§ **Data for processing**
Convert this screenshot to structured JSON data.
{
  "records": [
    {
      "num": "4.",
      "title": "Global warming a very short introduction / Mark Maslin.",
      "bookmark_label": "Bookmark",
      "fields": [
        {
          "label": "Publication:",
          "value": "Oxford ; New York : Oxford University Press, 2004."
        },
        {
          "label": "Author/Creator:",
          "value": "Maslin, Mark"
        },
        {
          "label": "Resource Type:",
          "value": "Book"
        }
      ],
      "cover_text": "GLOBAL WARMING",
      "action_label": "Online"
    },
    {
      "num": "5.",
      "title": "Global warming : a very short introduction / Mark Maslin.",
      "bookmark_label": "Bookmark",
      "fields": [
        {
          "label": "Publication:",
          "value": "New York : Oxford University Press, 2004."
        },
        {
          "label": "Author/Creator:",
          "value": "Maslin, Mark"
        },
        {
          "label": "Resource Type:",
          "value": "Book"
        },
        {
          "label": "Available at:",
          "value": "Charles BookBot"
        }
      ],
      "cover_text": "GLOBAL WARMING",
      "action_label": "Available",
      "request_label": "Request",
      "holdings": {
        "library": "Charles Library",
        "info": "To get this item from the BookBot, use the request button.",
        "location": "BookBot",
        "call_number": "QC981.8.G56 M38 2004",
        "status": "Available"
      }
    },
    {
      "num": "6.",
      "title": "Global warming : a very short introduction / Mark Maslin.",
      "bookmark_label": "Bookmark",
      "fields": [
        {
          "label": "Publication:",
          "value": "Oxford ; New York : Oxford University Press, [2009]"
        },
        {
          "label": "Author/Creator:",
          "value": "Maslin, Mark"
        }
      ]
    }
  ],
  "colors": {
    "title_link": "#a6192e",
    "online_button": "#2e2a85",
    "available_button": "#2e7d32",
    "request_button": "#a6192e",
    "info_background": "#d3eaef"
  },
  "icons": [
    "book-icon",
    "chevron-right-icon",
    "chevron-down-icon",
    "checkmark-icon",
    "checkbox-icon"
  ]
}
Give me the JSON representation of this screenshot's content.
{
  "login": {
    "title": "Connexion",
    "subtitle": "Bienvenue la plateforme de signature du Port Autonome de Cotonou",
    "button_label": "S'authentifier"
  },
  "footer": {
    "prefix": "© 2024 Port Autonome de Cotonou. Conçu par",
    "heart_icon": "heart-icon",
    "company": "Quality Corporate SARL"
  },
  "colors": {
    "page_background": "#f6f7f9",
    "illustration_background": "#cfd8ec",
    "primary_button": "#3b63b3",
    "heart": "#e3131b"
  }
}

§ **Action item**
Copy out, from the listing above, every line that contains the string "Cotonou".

§ **Response to the exercise**
    "subtitle": "Bienvenue la plateforme de signature du Port Autonome de Cotonou",
    "prefix": "© 2024 Port Autonome de Cotonou. Conçu par",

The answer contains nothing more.